Harley Benton TE-52
The Harley Benton TE-52 NA Vintage Series (2018) guitar is replica of 52’s Telecaster and despite the guitar low price it is surprisingly well made. The body is made of two piece of American ash and neck (C profile) of Canadian maple. The guitar is equipped with Roswell TEA Alnico vintage TE style pickups (TEA-N-CR and TEA-B ) and Kluson machine heads.
It was necessary to cleanup some dust from factory. I have upgraded the guitar with bone nut and Wilkinson WTB bridge with brass saddles. I have also replaced the wiring with Telecaster style wiring (but with 420K pots), pickup switch and original tuning machines with Kluson MC6LN’s. Original wiring is accessible at Roswell recommended wiring page.
Bugera G5 Infinium & Blackstar Fly 3
As a main amplifier I’m using a Bugera G5 Infinium. It is a hand-built 5-Watt Class-A amplifier driven by ECC83 and 12BH7 tubes. The amp is great for home practice. It is connected to a DIY cabinet with Celestion Eight-15 speaker.
As a portable amp I have bought a BlackStar Fly 3 Vintage. I’m using the Blackstar usually as a quite good computer stereo speakers (with extension cabinet). Big plus is, that I can play almost anywhere I want.
I have several pedals in my collection. The Azor Looper pedal was a choice aimed for a better practice.

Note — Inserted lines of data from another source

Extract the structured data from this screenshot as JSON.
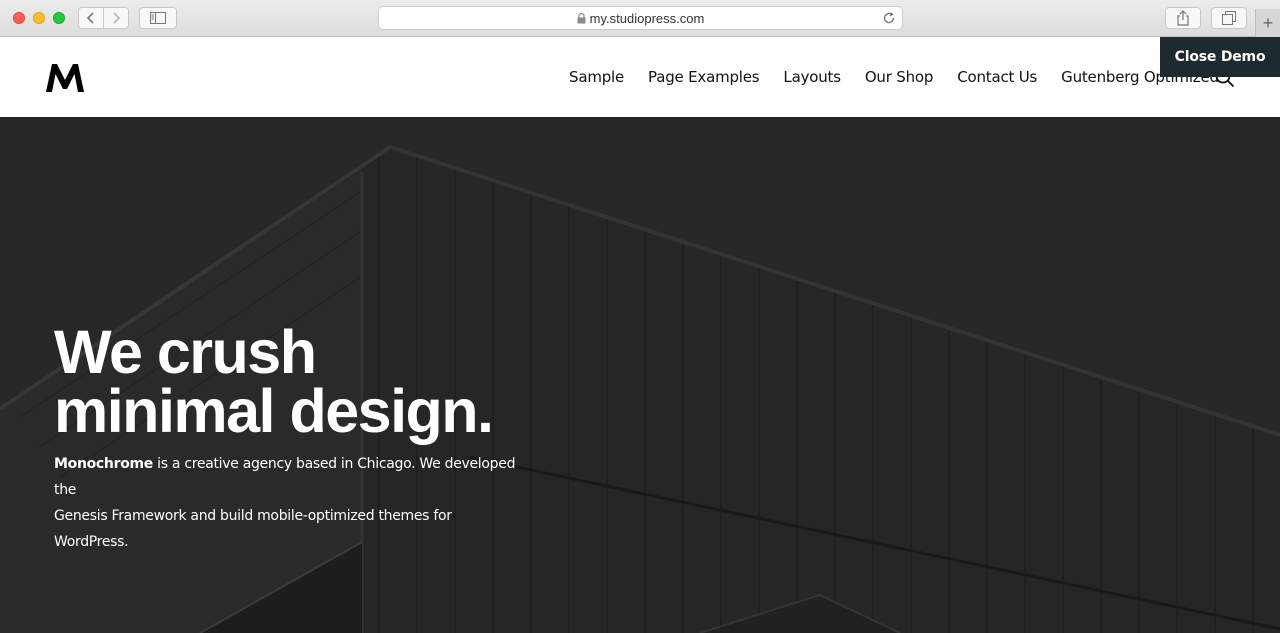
{
  "browser": {
    "url": "my.studiopress.com",
    "new_tab_label": "+"
  },
  "site": {
    "logo_text": "M",
    "nav": [
      "Sample",
      "Page Examples",
      "Layouts",
      "Our Shop",
      "Contact Us",
      "Gutenberg Optimized"
    ],
    "close_demo_label": "Close Demo"
  },
  "hero": {
    "title_line1": "We crush",
    "title_line2": "minimal design.",
    "desc_brand": "Monochrome",
    "desc_line1_rest": " is a creative agency based in Chicago. We developed the",
    "desc_line2": "Genesis Framework and build mobile-optimized themes for WordPress."
  },
  "colors": {
    "close_demo_bg": "#1f2a30",
    "hero_bg": "#2a2a2a"
  }
}
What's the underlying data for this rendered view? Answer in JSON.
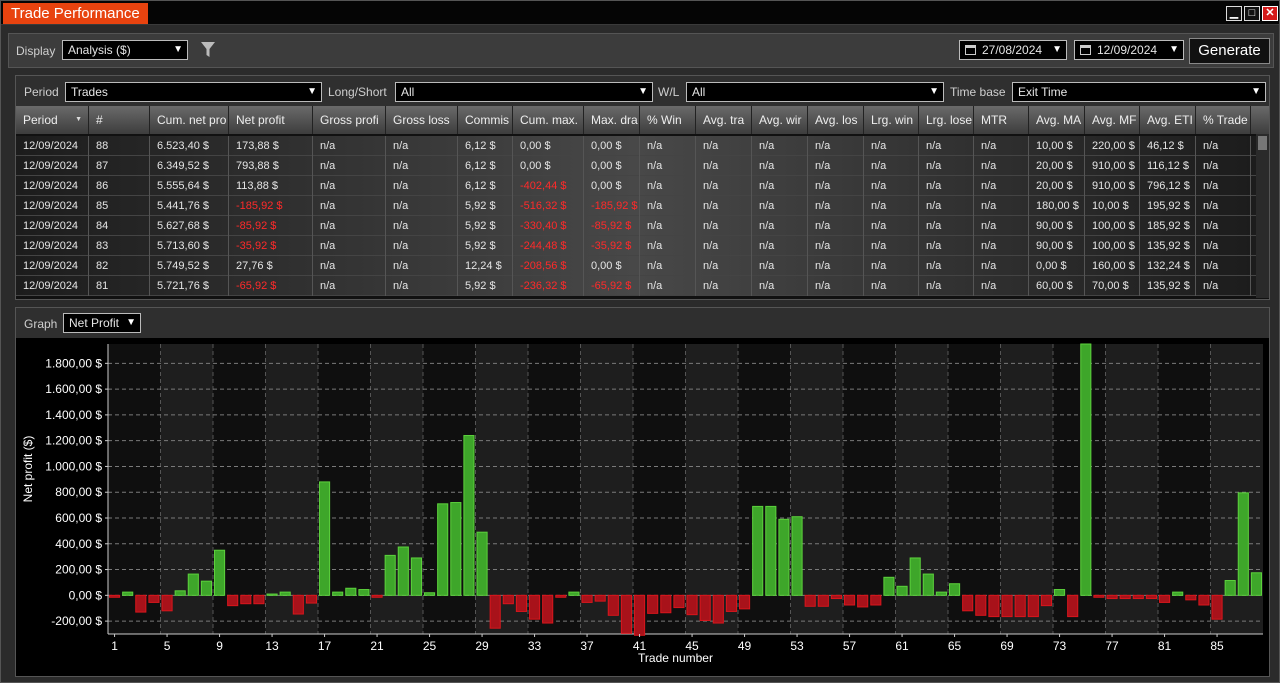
{
  "window": {
    "title": "Trade Performance",
    "min": "▁",
    "max": "□",
    "close": "✕"
  },
  "toolbar": {
    "display_label": "Display",
    "display_value": "Analysis ($)",
    "date_from": "27/08/2024",
    "date_to": "12/09/2024",
    "generate": "Generate"
  },
  "filters": {
    "period_label": "Period",
    "period_value": "Trades",
    "longshort_label": "Long/Short",
    "longshort_value": "All",
    "wl_label": "W/L",
    "wl_value": "All",
    "timebase_label": "Time base",
    "timebase_value": "Exit Time"
  },
  "columns": [
    "Period",
    "#",
    "Cum. net pro",
    "Net profit",
    "Gross profi",
    "Gross loss",
    "Commis",
    "Cum. max.",
    "Max. dra",
    "% Win",
    "Avg. tra",
    "Avg. wir",
    "Avg. los",
    "Lrg. win",
    "Lrg. lose",
    "MTR",
    "Avg. MA",
    "Avg. MF",
    "Avg. ETI",
    "% Trade"
  ],
  "rows": [
    {
      "cells": [
        "12/09/2024",
        "88",
        "6.523,40 $",
        "173,88 $",
        "n/a",
        "n/a",
        "6,12 $",
        "0,00 $",
        "0,00 $",
        "n/a",
        "n/a",
        "n/a",
        "n/a",
        "n/a",
        "n/a",
        "n/a",
        "10,00 $",
        "220,00 $",
        "46,12 $",
        "n/a"
      ],
      "neg": []
    },
    {
      "cells": [
        "12/09/2024",
        "87",
        "6.349,52 $",
        "793,88 $",
        "n/a",
        "n/a",
        "6,12 $",
        "0,00 $",
        "0,00 $",
        "n/a",
        "n/a",
        "n/a",
        "n/a",
        "n/a",
        "n/a",
        "n/a",
        "20,00 $",
        "910,00 $",
        "116,12 $",
        "n/a"
      ],
      "neg": []
    },
    {
      "cells": [
        "12/09/2024",
        "86",
        "5.555,64 $",
        "113,88 $",
        "n/a",
        "n/a",
        "6,12 $",
        "-402,44 $",
        "0,00 $",
        "n/a",
        "n/a",
        "n/a",
        "n/a",
        "n/a",
        "n/a",
        "n/a",
        "20,00 $",
        "910,00 $",
        "796,12 $",
        "n/a"
      ],
      "neg": [
        7
      ]
    },
    {
      "cells": [
        "12/09/2024",
        "85",
        "5.441,76 $",
        "-185,92 $",
        "n/a",
        "n/a",
        "5,92 $",
        "-516,32 $",
        "-185,92 $",
        "n/a",
        "n/a",
        "n/a",
        "n/a",
        "n/a",
        "n/a",
        "n/a",
        "180,00 $",
        "10,00 $",
        "195,92 $",
        "n/a"
      ],
      "neg": [
        3,
        7,
        8
      ]
    },
    {
      "cells": [
        "12/09/2024",
        "84",
        "5.627,68 $",
        "-85,92 $",
        "n/a",
        "n/a",
        "5,92 $",
        "-330,40 $",
        "-85,92 $",
        "n/a",
        "n/a",
        "n/a",
        "n/a",
        "n/a",
        "n/a",
        "n/a",
        "90,00 $",
        "100,00 $",
        "185,92 $",
        "n/a"
      ],
      "neg": [
        3,
        7,
        8
      ]
    },
    {
      "cells": [
        "12/09/2024",
        "83",
        "5.713,60 $",
        "-35,92 $",
        "n/a",
        "n/a",
        "5,92 $",
        "-244,48 $",
        "-35,92 $",
        "n/a",
        "n/a",
        "n/a",
        "n/a",
        "n/a",
        "n/a",
        "n/a",
        "90,00 $",
        "100,00 $",
        "135,92 $",
        "n/a"
      ],
      "neg": [
        3,
        7,
        8
      ]
    },
    {
      "cells": [
        "12/09/2024",
        "82",
        "5.749,52 $",
        "27,76 $",
        "n/a",
        "n/a",
        "12,24 $",
        "-208,56 $",
        "0,00 $",
        "n/a",
        "n/a",
        "n/a",
        "n/a",
        "n/a",
        "n/a",
        "n/a",
        "0,00 $",
        "160,00 $",
        "132,24 $",
        "n/a"
      ],
      "neg": [
        7
      ]
    },
    {
      "cells": [
        "12/09/2024",
        "81",
        "5.721,76 $",
        "-65,92 $",
        "n/a",
        "n/a",
        "5,92 $",
        "-236,32 $",
        "-65,92 $",
        "n/a",
        "n/a",
        "n/a",
        "n/a",
        "n/a",
        "n/a",
        "n/a",
        "60,00 $",
        "70,00 $",
        "135,92 $",
        "n/a"
      ],
      "neg": [
        3,
        7,
        8
      ]
    }
  ],
  "graph": {
    "label": "Graph",
    "value": "Net Profit"
  },
  "chart_data": {
    "type": "bar",
    "xlabel": "Trade number",
    "ylabel": "Net profit ($)",
    "ylim": [
      -300,
      1950
    ],
    "yticks": [
      -200,
      0,
      200,
      400,
      600,
      800,
      1000,
      1200,
      1400,
      1600,
      1800
    ],
    "ytick_labels": [
      "-200,00 $",
      "0,00 $",
      "200,00 $",
      "400,00 $",
      "600,00 $",
      "800,00 $",
      "1.000,00 $",
      "1.200,00 $",
      "1.400,00 $",
      "1.600,00 $",
      "1.800,00 $"
    ],
    "xtick_labels": [
      "1",
      "5",
      "9",
      "13",
      "17",
      "21",
      "25",
      "29",
      "33",
      "37",
      "41",
      "45",
      "49",
      "53",
      "57",
      "61",
      "65",
      "69",
      "73",
      "77",
      "81",
      "85"
    ],
    "x": [
      1,
      2,
      3,
      4,
      5,
      6,
      7,
      8,
      9,
      10,
      11,
      12,
      13,
      14,
      15,
      16,
      17,
      18,
      19,
      20,
      21,
      22,
      23,
      24,
      25,
      26,
      27,
      28,
      29,
      30,
      31,
      32,
      33,
      34,
      35,
      36,
      37,
      38,
      39,
      40,
      41,
      42,
      43,
      44,
      45,
      46,
      47,
      48,
      49,
      50,
      51,
      52,
      53,
      54,
      55,
      56,
      57,
      58,
      59,
      60,
      61,
      62,
      63,
      64,
      65,
      66,
      67,
      68,
      69,
      70,
      71,
      72,
      73,
      74,
      75,
      76,
      77,
      78,
      79,
      80,
      81,
      82,
      83,
      84,
      85,
      86,
      87,
      88
    ],
    "values": [
      -15,
      25,
      -130,
      -55,
      -120,
      35,
      165,
      110,
      350,
      -80,
      -65,
      -65,
      10,
      25,
      -145,
      -60,
      880,
      25,
      55,
      45,
      -15,
      310,
      375,
      290,
      20,
      710,
      720,
      1240,
      490,
      -255,
      -65,
      -125,
      -185,
      -215,
      -15,
      25,
      -55,
      -45,
      -155,
      -295,
      -310,
      -140,
      -135,
      -95,
      -150,
      -195,
      -215,
      -125,
      -105,
      690,
      690,
      590,
      610,
      -85,
      -85,
      -25,
      -75,
      -90,
      -75,
      140,
      70,
      290,
      165,
      25,
      90,
      -120,
      -155,
      -165,
      -165,
      -165,
      -165,
      -80,
      45,
      -165,
      1950,
      -15,
      -25,
      -25,
      -25,
      -25,
      -55,
      25,
      -35,
      -75,
      -185,
      115,
      795,
      175
    ],
    "colors": {
      "positive": "#5cd13c",
      "negative": "#d8161c",
      "grid": "#7a7a7a"
    }
  }
}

I have also built DIY replica of Electro-Harmonix LPB-1. I have bought a replica of Fulltone’s OCD – Obsessive overdrive because I liked the sound and KOKKO’s Compressor for a more focused guitar output.